Such a hands-off approach has left governments either missing out on valuable investment returns when projects succeed, or watching from a distance when projects fail to deliver on their potential.

Our new approach to infrastructure will be to stay on the job and finish the job.

We will, where sensible, remain involved as an active participant, whether that is as sole investor and owner, or partner and facilitator. And this can already be seen in our approach to delivering the new airport in Western Sydney.

It is important to invest in infrastructure, but it is just as important to make the right choice on projects, to ensure we maximize the economic benefits these projects deliver.

The establishment of our new Infrastructure and Projects Financing Agency will assist the Government to make and implement the right choices on infrastructure, in discussion with key groups such as Infrastructure Australia.

Importantly, the agency will offer insights to the Government on the best way to participate in major projects, ensuring we use taxpayers’ money in the smartest way possible.

Making the right choices on infrastructure means our cities and regions will reap the benefits through greater connectivity, less congestion, and more importantly, economic growth that creates more and better paid jobs.

Conclusion

The choices we have made in the Budget to grow our economy have been well received by the Australian people

As the Prime Minister and I have travelled since the Budget, it is a similar refrain we hear from people who have had a chance to digest the budget in its entirety.

Whether they be small business owners thrilled with the continuation of the instant asset write-off, parents of disabled children who now have certainty over the NDIS, first-home buyers who we are helping to save for a deposit or commuters stuck in traffic north of Brisbane, they understand that the decisions we have made in this budget are the right choices to secure the better day ahead.

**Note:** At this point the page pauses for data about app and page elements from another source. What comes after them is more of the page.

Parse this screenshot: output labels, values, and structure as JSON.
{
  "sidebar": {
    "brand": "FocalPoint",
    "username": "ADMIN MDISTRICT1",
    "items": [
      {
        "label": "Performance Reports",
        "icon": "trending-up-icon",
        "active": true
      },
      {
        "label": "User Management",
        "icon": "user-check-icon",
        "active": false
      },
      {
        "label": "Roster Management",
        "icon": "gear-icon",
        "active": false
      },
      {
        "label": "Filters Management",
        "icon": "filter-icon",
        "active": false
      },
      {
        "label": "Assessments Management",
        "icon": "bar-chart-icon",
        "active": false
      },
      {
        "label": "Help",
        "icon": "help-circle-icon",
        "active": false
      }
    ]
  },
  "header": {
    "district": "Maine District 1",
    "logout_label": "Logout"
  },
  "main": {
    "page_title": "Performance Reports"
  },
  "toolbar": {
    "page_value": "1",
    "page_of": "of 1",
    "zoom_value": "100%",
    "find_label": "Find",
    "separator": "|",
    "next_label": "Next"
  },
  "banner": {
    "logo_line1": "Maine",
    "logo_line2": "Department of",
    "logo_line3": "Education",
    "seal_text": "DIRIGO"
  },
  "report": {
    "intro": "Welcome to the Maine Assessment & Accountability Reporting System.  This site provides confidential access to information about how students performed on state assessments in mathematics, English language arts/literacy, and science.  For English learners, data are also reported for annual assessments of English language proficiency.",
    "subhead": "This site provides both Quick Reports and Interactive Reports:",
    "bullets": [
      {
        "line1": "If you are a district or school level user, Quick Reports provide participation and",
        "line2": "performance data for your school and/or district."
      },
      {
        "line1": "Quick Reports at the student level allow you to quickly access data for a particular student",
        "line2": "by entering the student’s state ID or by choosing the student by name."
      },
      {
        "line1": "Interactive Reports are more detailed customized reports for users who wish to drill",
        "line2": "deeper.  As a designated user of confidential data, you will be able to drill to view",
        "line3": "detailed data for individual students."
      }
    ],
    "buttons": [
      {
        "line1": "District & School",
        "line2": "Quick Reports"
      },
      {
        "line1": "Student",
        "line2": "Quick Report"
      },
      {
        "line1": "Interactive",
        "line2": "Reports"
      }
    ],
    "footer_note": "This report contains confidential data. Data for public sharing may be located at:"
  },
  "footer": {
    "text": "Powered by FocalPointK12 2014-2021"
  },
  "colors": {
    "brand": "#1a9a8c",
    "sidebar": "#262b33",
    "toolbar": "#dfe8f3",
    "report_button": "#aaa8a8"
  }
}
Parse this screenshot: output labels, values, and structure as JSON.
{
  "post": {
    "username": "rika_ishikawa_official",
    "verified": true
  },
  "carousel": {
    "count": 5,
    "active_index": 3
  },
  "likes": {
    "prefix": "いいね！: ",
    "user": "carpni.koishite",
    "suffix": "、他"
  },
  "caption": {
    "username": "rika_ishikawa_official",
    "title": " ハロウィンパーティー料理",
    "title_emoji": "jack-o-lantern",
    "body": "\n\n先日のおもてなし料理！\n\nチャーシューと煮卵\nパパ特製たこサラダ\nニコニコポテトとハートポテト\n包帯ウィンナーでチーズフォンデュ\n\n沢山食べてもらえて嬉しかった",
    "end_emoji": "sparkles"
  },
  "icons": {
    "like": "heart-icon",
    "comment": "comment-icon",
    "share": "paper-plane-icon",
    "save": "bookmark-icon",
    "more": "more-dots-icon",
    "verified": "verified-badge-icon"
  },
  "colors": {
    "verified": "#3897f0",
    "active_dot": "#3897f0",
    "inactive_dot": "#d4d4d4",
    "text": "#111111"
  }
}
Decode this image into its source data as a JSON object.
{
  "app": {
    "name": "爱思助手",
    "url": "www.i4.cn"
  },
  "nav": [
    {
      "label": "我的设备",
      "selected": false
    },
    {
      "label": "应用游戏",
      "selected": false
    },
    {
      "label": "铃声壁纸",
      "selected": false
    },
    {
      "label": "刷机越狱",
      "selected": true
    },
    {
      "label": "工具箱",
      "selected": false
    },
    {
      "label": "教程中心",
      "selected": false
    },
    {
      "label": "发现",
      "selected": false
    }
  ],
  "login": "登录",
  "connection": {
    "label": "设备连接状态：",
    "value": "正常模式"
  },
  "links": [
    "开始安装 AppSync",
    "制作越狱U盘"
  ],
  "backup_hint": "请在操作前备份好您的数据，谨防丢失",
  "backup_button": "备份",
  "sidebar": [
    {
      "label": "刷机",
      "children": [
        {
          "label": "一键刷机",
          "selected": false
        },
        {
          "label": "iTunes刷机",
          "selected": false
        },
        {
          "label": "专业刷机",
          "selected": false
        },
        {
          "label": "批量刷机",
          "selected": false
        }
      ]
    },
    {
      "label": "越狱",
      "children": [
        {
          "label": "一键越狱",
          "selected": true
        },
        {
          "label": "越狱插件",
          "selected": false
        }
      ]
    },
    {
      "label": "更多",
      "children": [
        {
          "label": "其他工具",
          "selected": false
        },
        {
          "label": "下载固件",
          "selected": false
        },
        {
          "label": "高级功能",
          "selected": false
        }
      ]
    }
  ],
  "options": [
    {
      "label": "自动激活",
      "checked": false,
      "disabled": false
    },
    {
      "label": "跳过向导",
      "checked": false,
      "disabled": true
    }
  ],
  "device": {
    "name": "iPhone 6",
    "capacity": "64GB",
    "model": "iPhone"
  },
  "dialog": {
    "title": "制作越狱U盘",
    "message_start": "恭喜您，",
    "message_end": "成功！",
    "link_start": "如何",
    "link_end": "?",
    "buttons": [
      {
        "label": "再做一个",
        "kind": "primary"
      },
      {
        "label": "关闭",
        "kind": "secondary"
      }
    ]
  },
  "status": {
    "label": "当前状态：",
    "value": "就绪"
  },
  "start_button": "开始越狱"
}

It now remains for the Parliament to put the politics aside, meet us in the middle to legislate this plan and get on with the job.